Today we continue with our series discussing the highest priority cybersecurity steps as identified in the January 2023 CISA published report “Partnering to SafeGuard K-12 Organizations from Cybersecurity Threats.” In that report, CISA suggested that schools start their Cybersecurity journey by implementing six of the Highest-priority security measures.
- deploying multifactor authentication (MFA
- mitigating known exploited vulnerabilities (patching)
- implementing and testing backups
- minimizing exposure to common attacks
- regularly exercising an incident response plan
- implementing a strong cybersecurity training program
This bulletin will address Step 3 – Perform and Test Backups.
To quote the CISA’s report:
“Many organizations who have fallen victim to damaging intrusions such as ransomware either had no backups or had incomplete/ damaged backups. K–12 entities should back up all key systems regularly, and also regularly test partial and full restoration of data. This practice should be documented in a written plan. Backups should be stored offline and disconnected from the network. As part of the entities’ governance program, leaders should request and review evidence of the test restoration tasks and work plans to address any gaps found during the restoration exercise.”
This is a short paragraph of recommendations, but as with many things, it is more involved to make sure these recommendations are put into practice. Like other security measures, it is important that your IT staff has the time and tools they need to prioritize these recommendations. In the hectic day-to-day, it can be easy to skip the review of the backup logs, assuming you will get to it tomorrow. As well, testing backups is important, but full backup restore tests can be somewhat time-consuming, and without the proper resources for this process, it can be tempting to put it off for another day. Similarly, air-gapped backups (backups either physically or logically separated from your network) can be another expense and, with tight budgets, funds might be allocated to performance-facing tools and equipment even though air-gapped backups are important. That is why CISA stresses the involvement of upper management - to provide the focus, funds, and accountability for the important as well as the urgent.
This week’s suggestion:
- Talk to your Tech Director about what the current plan is for backups, test restores, and air-gapping backups

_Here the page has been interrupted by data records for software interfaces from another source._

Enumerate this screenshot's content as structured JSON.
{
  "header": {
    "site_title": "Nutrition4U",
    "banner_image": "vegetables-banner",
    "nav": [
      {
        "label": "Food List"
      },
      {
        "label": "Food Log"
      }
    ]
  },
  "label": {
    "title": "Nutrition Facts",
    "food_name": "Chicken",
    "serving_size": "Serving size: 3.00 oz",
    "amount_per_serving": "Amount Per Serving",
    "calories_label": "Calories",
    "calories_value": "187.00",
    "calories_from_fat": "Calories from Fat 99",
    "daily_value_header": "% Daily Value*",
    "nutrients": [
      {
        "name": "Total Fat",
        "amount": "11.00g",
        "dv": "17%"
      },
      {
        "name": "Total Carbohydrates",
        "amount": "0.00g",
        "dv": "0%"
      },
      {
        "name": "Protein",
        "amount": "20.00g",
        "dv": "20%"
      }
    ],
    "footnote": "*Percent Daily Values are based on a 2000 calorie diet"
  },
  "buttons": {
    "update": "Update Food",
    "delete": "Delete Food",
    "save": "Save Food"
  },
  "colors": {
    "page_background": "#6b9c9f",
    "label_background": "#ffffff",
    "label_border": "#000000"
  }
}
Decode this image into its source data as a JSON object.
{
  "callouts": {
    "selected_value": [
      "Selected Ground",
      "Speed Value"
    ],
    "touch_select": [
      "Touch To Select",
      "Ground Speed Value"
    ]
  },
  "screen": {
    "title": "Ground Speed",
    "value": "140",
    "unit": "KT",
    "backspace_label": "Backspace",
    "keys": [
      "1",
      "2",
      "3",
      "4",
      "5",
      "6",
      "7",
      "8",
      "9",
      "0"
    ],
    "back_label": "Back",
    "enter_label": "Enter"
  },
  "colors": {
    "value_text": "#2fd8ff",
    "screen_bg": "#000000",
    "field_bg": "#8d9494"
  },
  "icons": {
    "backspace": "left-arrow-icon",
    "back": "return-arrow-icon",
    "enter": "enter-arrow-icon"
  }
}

Next week’s bulletin will discuss “CISA Step 4 – Minimize Exposure to Common Attacks
If you would like more information on backups or navigating the NIST CSF journey, please contact Lisa MacDougall at email@example.com or call 845.897.9480.